Do I like the fact that these men died? Absolutely not.
Do I think they died in vain? Absolutely not.
Do I support the military initiative in the middle east? ABSOLUTELY!

Maybe we need to stick our heads out of our turtle shells here in Canada and realize that many other nations do not have the freedoms we have, and it is our responsibility as a member of a global community to help these other nations enjoy these same freedoms we take for granted.

Stepping off my soapbox,


When my pain is bad I often find myself thinking of unusual things, tonight being no exception I was trying to fall asleep when John Merrick came to mind (for those who don't know John Merrick, and I'm not sure if I spelled his name correctly or not but, he was called the elephant man due to rare physical deformities). I went through some of the scenes in the movie, and I think I came to understand what people were afraid of beyond simply his appearance. I believe that generally people were also afraid of his possible actions or reactions, which they were unsure whether they would conform to normal socially acceptable standards. This, of course, was purely base on a preliminary judgement from appearance, but at the same time may have been true due to lack of social skills training due to that same affliction.

I was wondering why this was going on in my head when I remembered an incident in the public pool last week which involved a mentally challenged man coming to close to my arm. The situation was really very benign, the young man was simply saying hello physically instead of verbally, none the less it was still a slightly uncomfortable situation for me. I'm not saying I couldn't have physically stopped this man from touching my arm, but how would I communicate to him that he can't touch a specific appendage?

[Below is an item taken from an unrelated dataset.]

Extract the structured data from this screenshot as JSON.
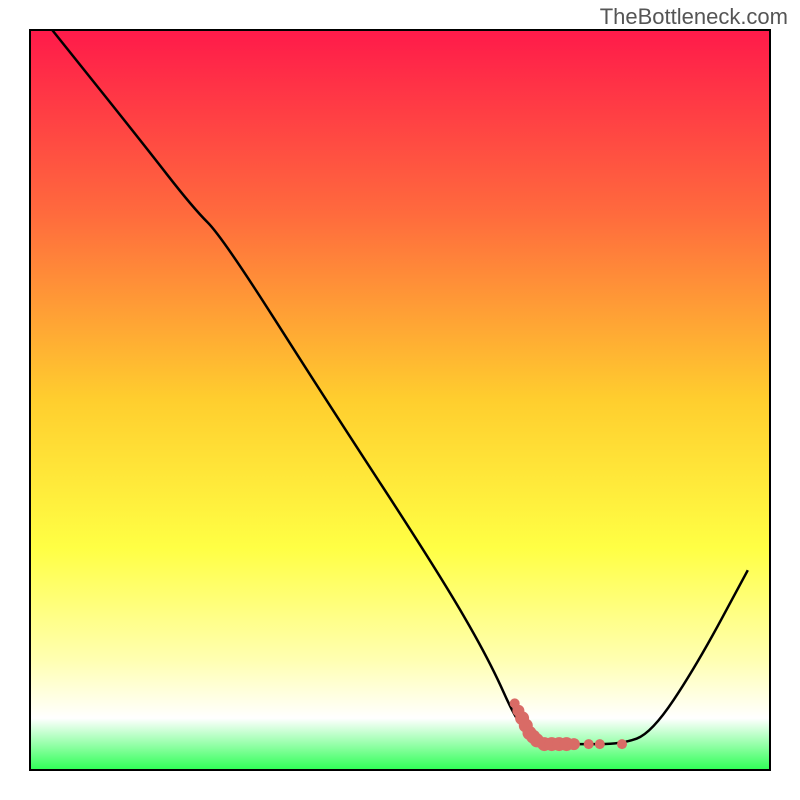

I understood that he was not being aggresive, and I neither felt threatened or upset by the incident, however I did feel confused at how to express my needs in a way that would not offend or upset him.

I am really not sure what meaning or insight I am supposed to get from this yet, but I thought I should put it into words for later reflection. Right now it is a confusing jumble of social skills and graces, warped perceptions and a need for me to be actually heard when I explain what I am going through. It's not a matter of sympathy, but empathy through real understanding. I realize that people know I have some pain, but I also know they don't understand the magnitude of it. Furthermore I know now that pain is much harder to understand than I thought it was before the onset of RSD/CRPS.